New Zealand may have a historical reputation for free speech and thought, but the maker of a documentary on World War II conscientious objectors says it wasn't always the case.
Russell Campbell, director of Sedition: The Suppression of Dissent in World War 2 New Zealand, says the way pacifists were treated by the wartime Labour Government may surprise.
"New Zealanders view their country as one of the freest in the world, where people can hold contrary opinions and express them. But that wasn't the case during World War II," said Dr Campbell, a Victoria University researcher.
"This film allows many pacifists and conscientious objectors, who were incarcerated in the prisons and detention camps for their anti-war views, to tell their stories, while the actions of the Government in suppressing dissents are analysed by leading historians and political scientists," he said.
Sedition will have its world premiere on the New Zealand International Film Festival circuit in Auckland. Festival director Bill Gosden was pleased the film was in the programme.
"Honouring those who labour outside the mainstream is very much our purpose, and Sedition does exactly that," he said.
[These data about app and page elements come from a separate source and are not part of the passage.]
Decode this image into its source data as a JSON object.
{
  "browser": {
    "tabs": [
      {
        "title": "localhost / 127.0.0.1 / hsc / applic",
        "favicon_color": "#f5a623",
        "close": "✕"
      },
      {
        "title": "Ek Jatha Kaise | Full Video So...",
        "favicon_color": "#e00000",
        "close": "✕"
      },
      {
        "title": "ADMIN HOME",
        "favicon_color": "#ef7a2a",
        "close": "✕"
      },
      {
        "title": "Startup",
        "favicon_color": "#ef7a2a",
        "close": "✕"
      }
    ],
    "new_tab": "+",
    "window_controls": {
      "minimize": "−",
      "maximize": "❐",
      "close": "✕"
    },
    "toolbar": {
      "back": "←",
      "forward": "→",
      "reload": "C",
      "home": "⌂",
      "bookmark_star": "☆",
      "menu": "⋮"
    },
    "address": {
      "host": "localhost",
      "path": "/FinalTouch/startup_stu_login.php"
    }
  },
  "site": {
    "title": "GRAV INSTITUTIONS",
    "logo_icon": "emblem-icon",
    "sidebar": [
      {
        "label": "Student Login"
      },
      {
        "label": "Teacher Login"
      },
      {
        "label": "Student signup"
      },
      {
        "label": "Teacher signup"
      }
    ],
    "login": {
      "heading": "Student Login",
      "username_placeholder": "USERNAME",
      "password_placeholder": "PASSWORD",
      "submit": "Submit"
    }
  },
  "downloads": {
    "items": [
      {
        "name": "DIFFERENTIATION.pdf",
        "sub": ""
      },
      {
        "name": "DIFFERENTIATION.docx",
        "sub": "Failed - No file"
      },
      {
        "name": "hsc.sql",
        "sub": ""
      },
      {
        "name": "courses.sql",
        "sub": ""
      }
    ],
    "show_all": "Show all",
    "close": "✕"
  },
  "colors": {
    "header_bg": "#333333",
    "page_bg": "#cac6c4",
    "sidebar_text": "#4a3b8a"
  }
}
* Sedition premieres in Auckland tomorrow, with a further screening on Sunday. It will screen in Wellington at Te Papa on July 30.